[Data about app and page elements]
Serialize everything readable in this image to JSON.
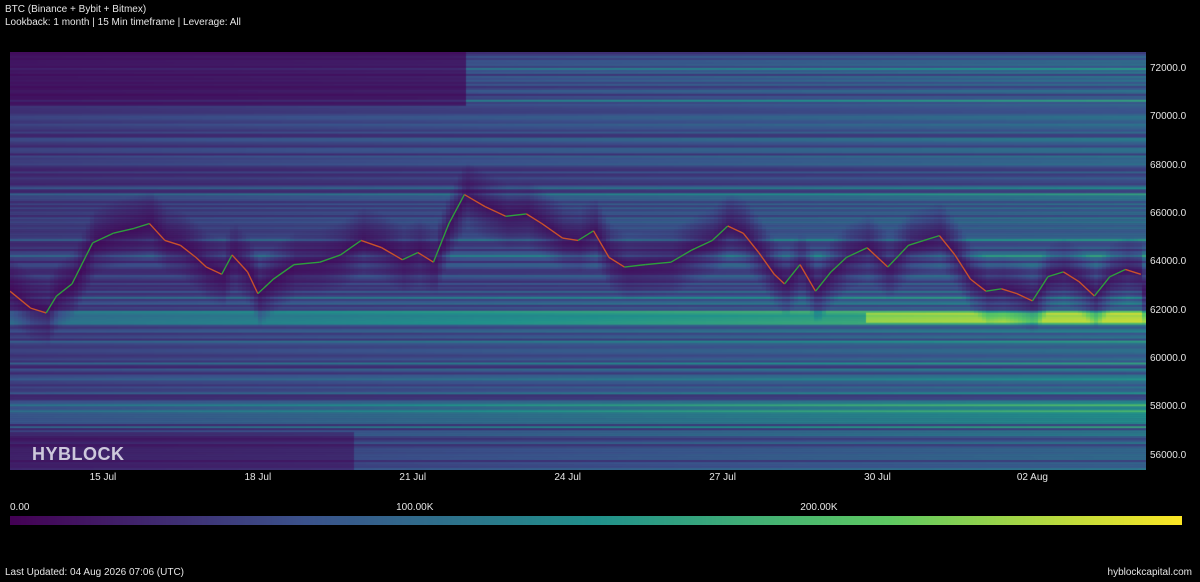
{
  "header": {
    "title": "BTC (Binance + Bybit + Bitmex)",
    "subtitle": "Lookback: 1 month | 15 Min timeframe | Leverage: All"
  },
  "watermark": "HYBLOCK",
  "footer": {
    "last_updated": "Last Updated: 04 Aug 2026 07:06 (UTC)",
    "site": "hyblockcapital.com"
  },
  "colors": {
    "background": "#000000",
    "price_line_up": "#2e9e3e",
    "price_line_down": "#c8522a",
    "colormap": [
      "#440154",
      "#3b528b",
      "#21918c",
      "#5ec962",
      "#fde725"
    ]
  },
  "chart_data": {
    "type": "heatmap",
    "title": "BTC (Binance + Bybit + Bitmex)",
    "xlabel": "",
    "ylabel": "",
    "x_ticks": [
      "15 Jul",
      "18 Jul",
      "21 Jul",
      "24 Jul",
      "27 Jul",
      "30 Jul",
      "02 Aug"
    ],
    "x_range_days": [
      13.2,
      35.2
    ],
    "x_tick_days": [
      15,
      18,
      21,
      24,
      27,
      30,
      33
    ],
    "y_ticks": [
      "56000.0",
      "58000.0",
      "60000.0",
      "62000.0",
      "64000.0",
      "66000.0",
      "68000.0",
      "70000.0",
      "72000.0"
    ],
    "y_tick_values": [
      56000,
      58000,
      60000,
      62000,
      64000,
      66000,
      68000,
      70000,
      72000
    ],
    "ylim": [
      55400,
      72700
    ],
    "colorbar": {
      "ticks": [
        "0.00",
        "100.00K",
        "200.00K"
      ],
      "tick_values": [
        0,
        100000,
        200000
      ],
      "max": 290000
    },
    "price_series": {
      "name": "",
      "days": [
        13.2,
        13.6,
        13.9,
        14.1,
        14.4,
        14.8,
        15.2,
        15.6,
        15.9,
        16.2,
        16.5,
        16.8,
        17.0,
        17.3,
        17.5,
        17.8,
        18.0,
        18.3,
        18.7,
        19.2,
        19.6,
        20.0,
        20.4,
        20.8,
        21.1,
        21.4,
        21.7,
        22.0,
        22.4,
        22.8,
        23.2,
        23.5,
        23.9,
        24.2,
        24.5,
        24.8,
        25.1,
        25.5,
        26.0,
        26.4,
        26.8,
        27.1,
        27.4,
        27.7,
        28.0,
        28.2,
        28.5,
        28.8,
        29.1,
        29.4,
        29.8,
        30.2,
        30.6,
        30.9,
        31.2,
        31.5,
        31.8,
        32.1,
        32.4,
        32.7,
        33.0,
        33.3,
        33.6,
        33.9,
        34.2,
        34.5,
        34.8,
        35.1
      ],
      "values": [
        62800,
        62100,
        61900,
        62600,
        63100,
        64800,
        65200,
        65400,
        65600,
        64900,
        64700,
        64200,
        63800,
        63500,
        64300,
        63600,
        62700,
        63300,
        63900,
        64000,
        64300,
        64900,
        64600,
        64100,
        64400,
        64000,
        65600,
        66800,
        66300,
        65900,
        66000,
        65600,
        65000,
        64900,
        65300,
        64200,
        63800,
        63900,
        64000,
        64500,
        64900,
        65500,
        65200,
        64400,
        63500,
        63100,
        63900,
        62800,
        63600,
        64200,
        64600,
        63800,
        64700,
        64900,
        65100,
        64300,
        63300,
        62800,
        62900,
        62700,
        62400,
        63400,
        63600,
        63200,
        62600,
        63400,
        63700,
        63500
      ]
    }
  }
}
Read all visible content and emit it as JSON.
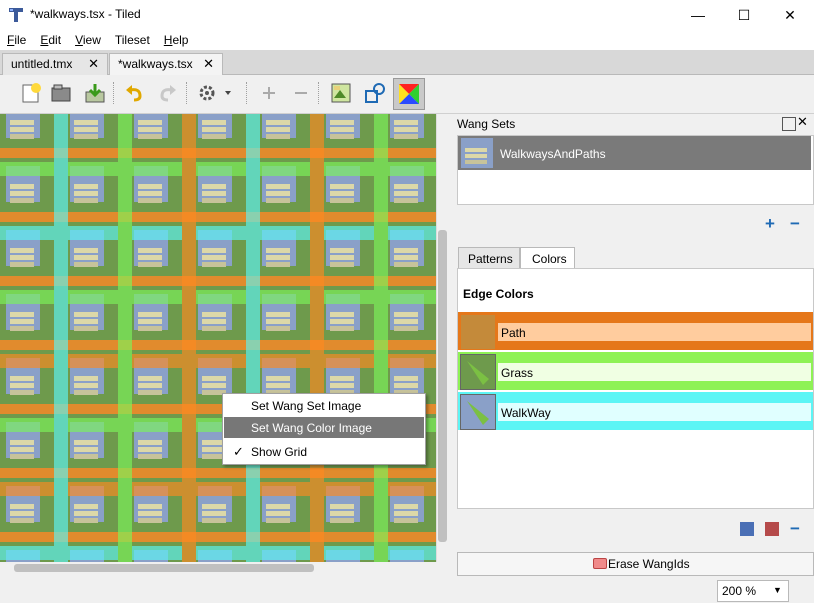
{
  "window": {
    "title": "*walkways.tsx - Tiled",
    "minimize": "—",
    "maximize": "☐",
    "close": "✕"
  },
  "menu": [
    "File",
    "Edit",
    "View",
    "Tileset",
    "Help"
  ],
  "menu_ul": [
    "F",
    "E",
    "V",
    "",
    "H"
  ],
  "menu_rest": [
    "ile",
    "dit",
    "iew",
    "Tileset",
    "elp"
  ],
  "tabs": [
    {
      "label": "untitled.tmx",
      "close": "✕"
    },
    {
      "label": "*walkways.tsx",
      "close": "✕"
    }
  ],
  "toolbar_icons": [
    "new-file-icon",
    "open-folder-icon",
    "save-icon",
    "undo-icon",
    "redo-icon",
    "gear-icon",
    "plus-icon",
    "minus-icon",
    "tileset-image-icon",
    "dynamic-wrapping-icon",
    "wang-color-icon"
  ],
  "context_menu": {
    "items": [
      "Set Wang Set Image",
      "Set Wang Color Image",
      "Show Grid"
    ],
    "check": "✓"
  },
  "wang_sets": {
    "header": "Wang Sets",
    "items": [
      {
        "name": "WalkwaysAndPaths"
      }
    ],
    "add": "+",
    "remove": "−"
  },
  "panel_tabs": [
    "Patterns",
    "Colors"
  ],
  "edge_colors": {
    "heading": "Edge Colors",
    "items": [
      {
        "name": "Path",
        "color": "#e5771a",
        "light": "#ffcc9e"
      },
      {
        "name": "Grass",
        "color": "#8ef255",
        "light": "#f0ffe3"
      },
      {
        "name": "WalkWay",
        "color": "#5cf5f5",
        "light": "#e0ffff"
      }
    ]
  },
  "erase_button": "Erase WangIds",
  "zoom": {
    "value": "200 %",
    "arrow": "▼"
  }
}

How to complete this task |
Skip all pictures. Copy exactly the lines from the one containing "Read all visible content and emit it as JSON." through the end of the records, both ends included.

Reply |
Read all visible content and emit it as JSON.
{
  "window": {
    "title": "*walkways.tsx - Tiled",
    "minimize": "—",
    "maximize": "☐",
    "close": "✕"
  },
  "menu": [
    "File",
    "Edit",
    "View",
    "Tileset",
    "Help"
  ],
  "menu_ul": [
    "F",
    "E",
    "V",
    "",
    "H"
  ],
  "menu_rest": [
    "ile",
    "dit",
    "iew",
    "Tileset",
    "elp"
  ],
  "tabs": [
    {
      "label": "untitled.tmx",
      "close": "✕"
    },
    {
      "label": "*walkways.tsx",
      "close": "✕"
    }
  ],
  "toolbar_icons": [
    "new-file-icon",
    "open-folder-icon",
    "save-icon",
    "undo-icon",
    "redo-icon",
    "gear-icon",
    "plus-icon",
    "minus-icon",
    "tileset-image-icon",
    "dynamic-wrapping-icon",
    "wang-color-icon"
  ],
  "context_menu": {
    "items": [
      "Set Wang Set Image",
      "Set Wang Color Image",
      "Show Grid"
    ],
    "check": "✓"
  },
  "wang_sets": {
    "header": "Wang Sets",
    "items": [
      {
        "name": "WalkwaysAndPaths"
      }
    ],
    "add": "+",
    "remove": "−"
  },
  "panel_tabs": [
    "Patterns",
    "Colors"
  ],
  "edge_colors": {
    "heading": "Edge Colors",
    "items": [
      {
        "name": "Path",
        "color": "#e5771a",
        "light": "#ffcc9e"
      },
      {
        "name": "Grass",
        "color": "#8ef255",
        "light": "#f0ffe3"
      },
      {
        "name": "WalkWay",
        "color": "#5cf5f5",
        "light": "#e0ffff"
      }
    ]
  },
  "erase_button": "Erase WangIds",
  "zoom": {
    "value": "200 %",
    "arrow": "▼"
  }
}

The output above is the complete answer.